SAN DIEGO—Biotechnology company Sirenas LLC, which specializes in applying computational approaches in the effort to discover drugs derived from the global microbiome, has secured a big-name partner for its first deal of 2018: Bristol-Myers Squibb. The companies have signed a multi-target research collaboration under which they will apply Sirenas' drug discovery platform against certain undisclosed challenging therapeutic targets.
Though no details were released with regards to specific targets or financials, the agreement dictates that Sirenas and Bristol-Myers Squibb will collaborate on the identification of potential drug candidates, specifically using ATLANTIS, Sirenas' data mining technology, and the company's proprietary chemical library isolated from global microbiome collections. Bristol-Myers Squibb will make an upfront payment of an undisclosed amount to Sirenas to fund research activities and cover potential success fees.

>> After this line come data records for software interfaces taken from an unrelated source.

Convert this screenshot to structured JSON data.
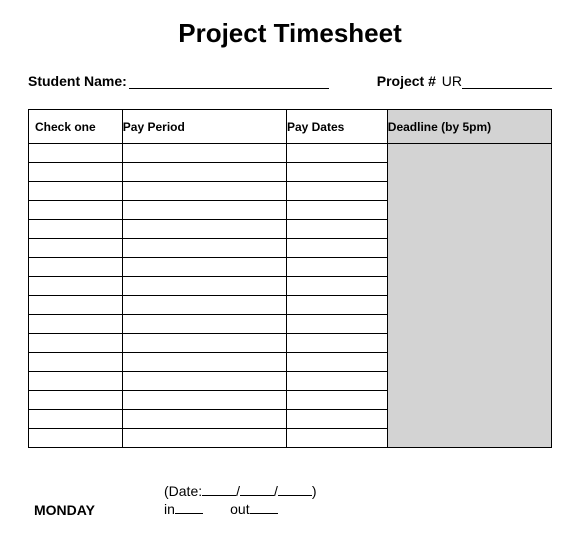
{
  "title": "Project Timesheet",
  "student_name_label": "Student Name:",
  "project_label": "Project #",
  "project_prefix": "UR",
  "headers": {
    "check": "Check one",
    "period": "Pay Period",
    "dates": "Pay Dates",
    "deadline": "Deadline (by 5pm)"
  },
  "row_count": 16,
  "day": {
    "name": "MONDAY",
    "date_label": "(Date:",
    "in_label": "in",
    "out_label": "out"
  }
}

In return, Bristol-Myers Squibb will have an option to license compound identified under this collaboration under a separate agreement, which will include potential milestones and royalties for Sirenas.
"We believe science-focused biopharma companies can benefit from our innovative approaches to access breakthrough chemistry in delivering drug candidates for difficult biological targets," Jake Beverage, co-founder and CEO of Sirenas, remarked in a press release. "We look forward to a fruitful collaboration with Bristol-Myers Squibb, one of the finest drug discovery teams in the world, to identify potential new therapies to treat the world's highest unmet medical needs."

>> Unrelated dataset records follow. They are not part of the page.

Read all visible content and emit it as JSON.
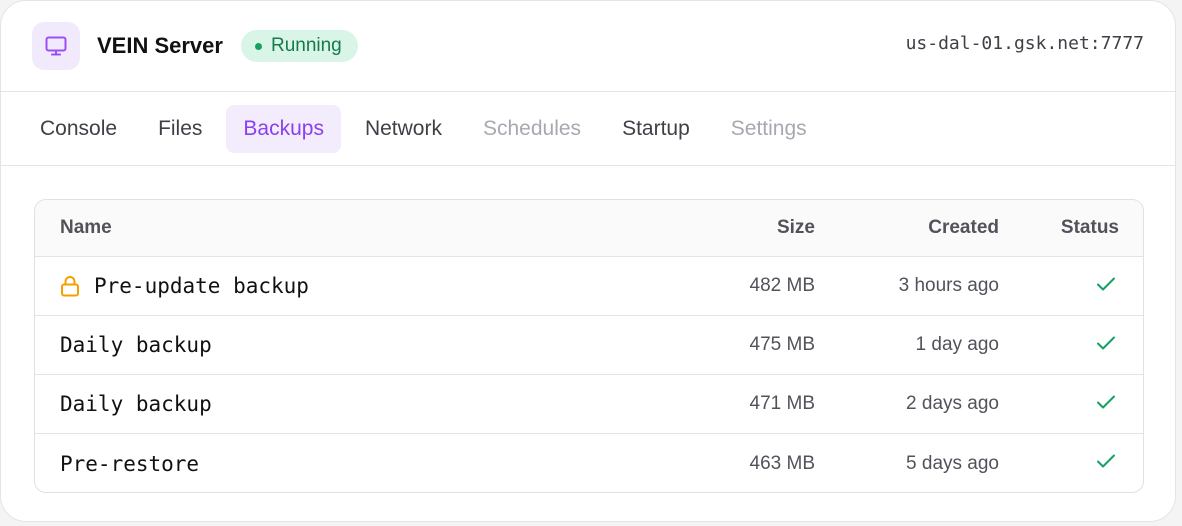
{
  "header": {
    "title": "VEIN Server",
    "status": "Running",
    "host": "us-dal-01.gsk.net:7777",
    "icon": "monitor-icon"
  },
  "tabs": [
    {
      "label": "Console",
      "state": "normal"
    },
    {
      "label": "Files",
      "state": "normal"
    },
    {
      "label": "Backups",
      "state": "active"
    },
    {
      "label": "Network",
      "state": "normal"
    },
    {
      "label": "Schedules",
      "state": "disabled"
    },
    {
      "label": "Startup",
      "state": "normal"
    },
    {
      "label": "Settings",
      "state": "disabled"
    }
  ],
  "table": {
    "columns": {
      "name": "Name",
      "size": "Size",
      "created": "Created",
      "status": "Status"
    },
    "rows": [
      {
        "name": "Pre-update backup",
        "size": "482 MB",
        "created": "3 hours ago",
        "locked": true,
        "status_icon": "check-icon"
      },
      {
        "name": "Daily backup",
        "size": "475 MB",
        "created": "1 day ago",
        "locked": false,
        "status_icon": "check-icon"
      },
      {
        "name": "Daily backup",
        "size": "471 MB",
        "created": "2 days ago",
        "locked": false,
        "status_icon": "check-icon"
      },
      {
        "name": "Pre-restore",
        "size": "463 MB",
        "created": "5 days ago",
        "locked": false,
        "status_icon": "check-icon"
      }
    ]
  },
  "colors": {
    "accent": "#8b3ff0",
    "accent_bg": "#f3ecfd",
    "success": "#16a063",
    "success_bg": "#d9f5e8",
    "lock": "#f5a000"
  }
}
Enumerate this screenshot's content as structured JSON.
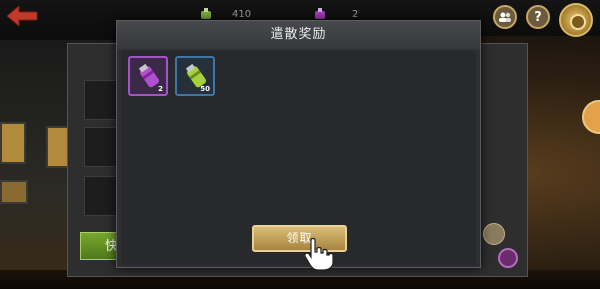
{
  "top_bar": {
    "resource_1": {
      "icon": "green-canister-icon",
      "value": "410"
    },
    "resource_2": {
      "icon": "purple-canister-icon",
      "value": "2"
    },
    "help_label": "?"
  },
  "dialog": {
    "title": "遣散奖励",
    "items": [
      {
        "icon": "purple-canister-icon",
        "count": "2",
        "rarity_color": "#a553c8"
      },
      {
        "icon": "green-canister-icon",
        "count": "50",
        "rarity_color": "#3c77a6"
      }
    ],
    "claim_label": "领取"
  },
  "background_panel": {
    "green_button_label": "快"
  },
  "colors": {
    "accent_gold": "#d9bd75",
    "dialog_bg": "#2d2f33",
    "purple_rarity": "#a553c8",
    "blue_rarity": "#3c77a6"
  }
}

Sirenas introduced its ATLANTIS technology in September 2015. According to the company, ATLANTIS “uses machine learning and 'big data' approaches to uncover the complex relationships between natural small-molecule metabolites and disease-relevant biological assays. ATLANTIS provides rapid insights into the therapeutic potential, chemical novelty, structure activity relationships and global distribution of each metabolite. This functionality enables the uncovering of therapeutic leads from a previously hidden, rich pool of privileged chemistry that can be leveraged to help tackle the greatest unmet disease needs.” In a nod to the platform's name, most of ATLANTIS' initial application has been in marine life; Sirenas reports on its website that it “has deployed this technology in marine environments to sustainably collect samples of microorganisms and their affiliated commensal microbial communities, providing a rich source of valuable chemical diversity. Through these efforts, Sirenas has amassed a highly curated collection of hundreds of thousands of nature-inspired molecules that can be interrogated for their therapeutic potential.”
Dr. Phil Baran, co-founder of Sirenas, said, "Sirenas has built a remarkably effective platform that combines powerful computational approaches, deep natural product expertise, and state of the art synthesis to rapidly deliver new drug candidates. We are committed to using computational approaches like ATLANTIS with our partners to uncover novel therapies from the profound chemistry hidden in the diversity of nature."
Sirenas received a grant in mid-December from the Bill & Melinda Gates Foundation to advance its ATLANTIS technology. Including these most recent funds, Sirenas has received a total of $1.68 million from the Bill & Melinda Gates Foundation over two research grant awards.
In other recent news from Bristol-Myers Squibb, not in drug discovery but in cancer, the company announced Feb. 5 that its Phase 3 CheckMate-227 trial, which is evaluating the combination regimen of Opdivo and Yervoy in first-line non-small cell lung cancer (NSCLC), met its co-primary endpoint. The combination demonstrated highly statistically significant progression-free survival when compared to chemotherapy in patients with high levels of the biomarker known as tumor mutation burden.